Hours later, Carol had been in contact with several women (and one 7-year-old girl) willing to donate their hair to make a wig for Dana. They handed over their locks to Christine Heinen, the owner of Chemo Diva, who fashioned the strands into a beautiful wig for Dana. A week later, Carol was able to deliver it directly to Dana’s home.
“When I opened it, I knew immediately what it was,” Dana says. “The feeling of it had a different feeling than synthetic hair, and I knew it was real hair, and I knew Carol had cut her hair, so I knew that’s what it was.”
“Looking at that wig and seeing the different colors and how it came together and knowing that every strand is something special and from someone special in my life, it was truly amazing. It was such an indescribable feeling.”
Miraculously, this was exactly the wig that Dana needed. She says she kept it on the rest of the night and could not resist looking in the mirror and taking selfies with the wig.
“I would not take it off,” she said. “It just looked like me again, and I recognized myself.”
When she finishes chemotherapy, Dana will still have to undergo a mastectomy and radiation therapy. But she says her story is proof that there are still people in the world who want to do good, even during times of turmoil. She has taken new strength from the community that has supported her during this difficult time.
“I’m blessed that we could help her and do something to uplift her during this tough time,” says Carol. “We can’t get together. We can’t go have drinks, but we can still rally around each other. The power of women banding together, you can’t underestimate it.”
Check out the video below to learn more about this unique story.

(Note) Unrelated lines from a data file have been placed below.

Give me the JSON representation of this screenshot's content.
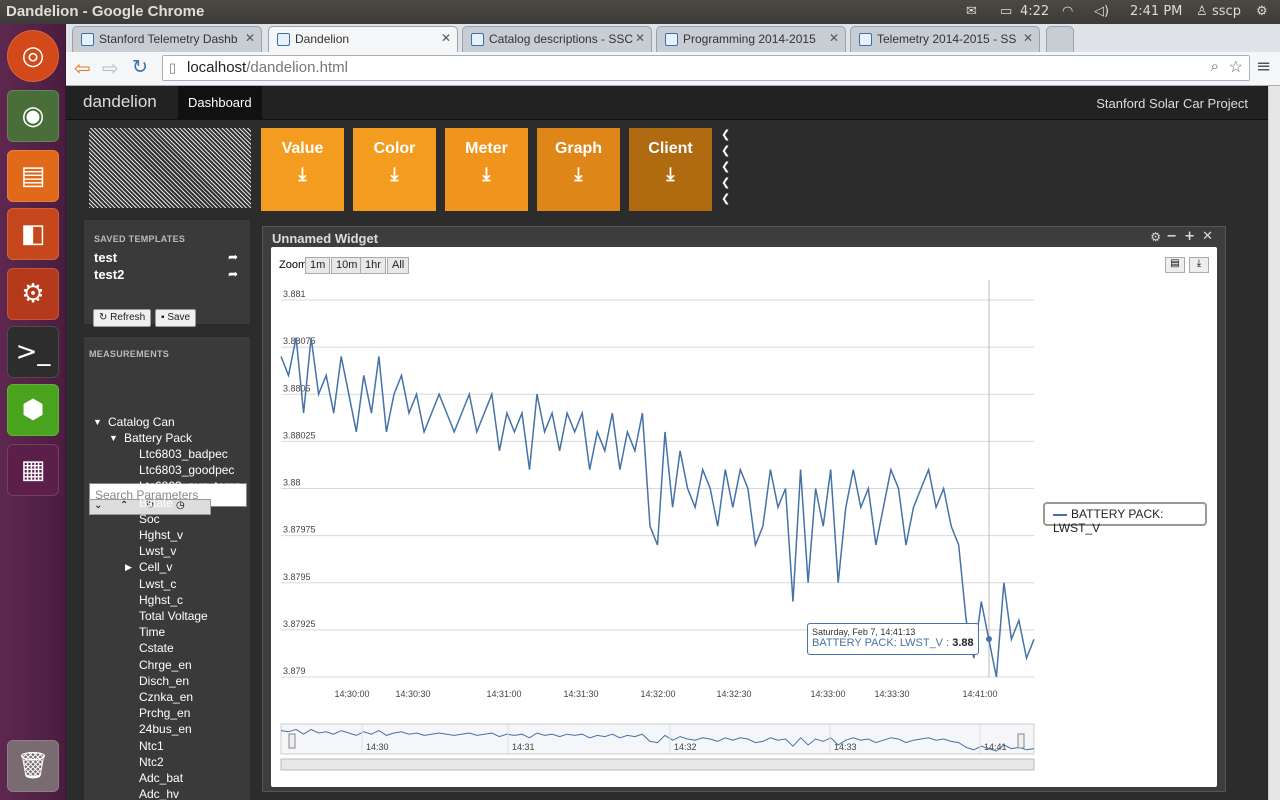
{
  "os": {
    "window_title": "Dandelion - Google Chrome",
    "battery": "4:22",
    "clock": "2:41 PM",
    "user": "sscp"
  },
  "tabs": [
    {
      "label": "Stanford Telemetry Dashb"
    },
    {
      "label": "Dandelion"
    },
    {
      "label": "Catalog descriptions - SSC"
    },
    {
      "label": "Programming 2014-2015"
    },
    {
      "label": "Telemetry 2014-2015 - SS"
    }
  ],
  "address": {
    "host": "localhost",
    "path": "/dandelion.html"
  },
  "navbar": {
    "brand": "dandelion",
    "dashboard": "Dashboard",
    "project": "Stanford Solar Car Project"
  },
  "widget_buttons": [
    "Value",
    "Color",
    "Meter",
    "Graph",
    "Client"
  ],
  "widget_colors": [
    "#f39c1f",
    "#f39c1f",
    "#f39c1f",
    "#e0891a",
    "#b36b10"
  ],
  "templates": {
    "header": "SAVED TEMPLATES",
    "items": [
      "test",
      "test2"
    ],
    "refresh": "Refresh",
    "save": "Save"
  },
  "measurements": {
    "header": "MEASUREMENTS",
    "search_placeholder": "Search Parameters"
  },
  "tree": {
    "root": "Catalog Can",
    "group": "Battery Pack",
    "items": [
      "Ltc6803_badpec",
      "Ltc6803_goodpec",
      "Ltc6803_avg_temp",
      "Bstate",
      "Soc",
      "Hghst_v",
      "Lwst_v",
      "Cell_v",
      "Lwst_c",
      "Hghst_c",
      "Total Voltage",
      "Time",
      "Cstate",
      "Chrge_en",
      "Disch_en",
      "Cznka_en",
      "Prchg_en",
      "24bus_en",
      "Ntc1",
      "Ntc2",
      "Adc_bat",
      "Adc_hv"
    ]
  },
  "widget": {
    "title": "Unnamed Widget"
  },
  "zoom": {
    "label": "Zoom",
    "options": [
      "1m",
      "10m",
      "1hr",
      "All"
    ]
  },
  "chart_data": {
    "type": "line",
    "series": [
      {
        "name": "BATTERY PACK: LWST_V",
        "color": "#4572a7"
      }
    ],
    "y_ticks": [
      "3.881",
      "3.88075",
      "3.8805",
      "3.88025",
      "3.88",
      "3.87975",
      "3.8795",
      "3.87925",
      "3.879"
    ],
    "ylim": [
      3.879,
      3.881
    ],
    "x_ticks": [
      "14:30:00",
      "14:30:30",
      "14:31:00",
      "14:31:30",
      "14:32:00",
      "14:32:30",
      "14:33:00",
      "14:33:30",
      "14:41:00"
    ],
    "navigator_ticks": [
      "14:30",
      "14:31",
      "14:32",
      "14:33",
      "14:41"
    ],
    "values": [
      3.8807,
      3.8806,
      3.8808,
      3.8804,
      3.8808,
      3.8805,
      3.8806,
      3.8804,
      3.8807,
      3.8805,
      3.8803,
      3.8806,
      3.8804,
      3.8807,
      3.8803,
      3.8805,
      3.8806,
      3.8804,
      3.8805,
      3.8803,
      3.8804,
      3.8805,
      3.8804,
      3.8803,
      3.8804,
      3.8805,
      3.8803,
      3.8804,
      3.8805,
      3.8802,
      3.8804,
      3.8803,
      3.8804,
      3.8801,
      3.8805,
      3.8803,
      3.8804,
      3.8802,
      3.8804,
      3.8803,
      3.8804,
      3.8801,
      3.8803,
      3.8802,
      3.8804,
      3.8801,
      3.8803,
      3.8802,
      3.8804,
      3.8798,
      3.8797,
      3.8803,
      3.8799,
      3.8802,
      3.88,
      3.8799,
      3.8801,
      3.88,
      3.8798,
      3.8801,
      3.8799,
      3.8801,
      3.88,
      3.8797,
      3.8798,
      3.8801,
      3.8799,
      3.88,
      3.8794,
      3.8801,
      3.8795,
      3.88,
      3.8798,
      3.8801,
      3.8795,
      3.8799,
      3.8801,
      3.8799,
      3.88,
      3.8797,
      3.8799,
      3.8801,
      3.88,
      3.8797,
      3.8799,
      3.88,
      3.8801,
      3.8799,
      3.88,
      3.8798,
      3.8797,
      3.8793,
      3.8791,
      3.8794,
      3.8792,
      3.879,
      3.8795,
      3.8792,
      3.8793,
      3.8791,
      3.8792
    ],
    "tooltip": {
      "date": "Saturday, Feb 7, 14:41:13",
      "series": "BATTERY PACK: LWST_V",
      "value": "3.88"
    }
  }
}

Elizabeth Nelson is a wordsmith, an alumna of Aquinas College in Grand Rapids, a four-leaf-clover finder, and a grammar connoisseur. She has lived in west Michigan since age four but loves to travel to new (and old) places. In her free time, she. . . wait, what’s free time?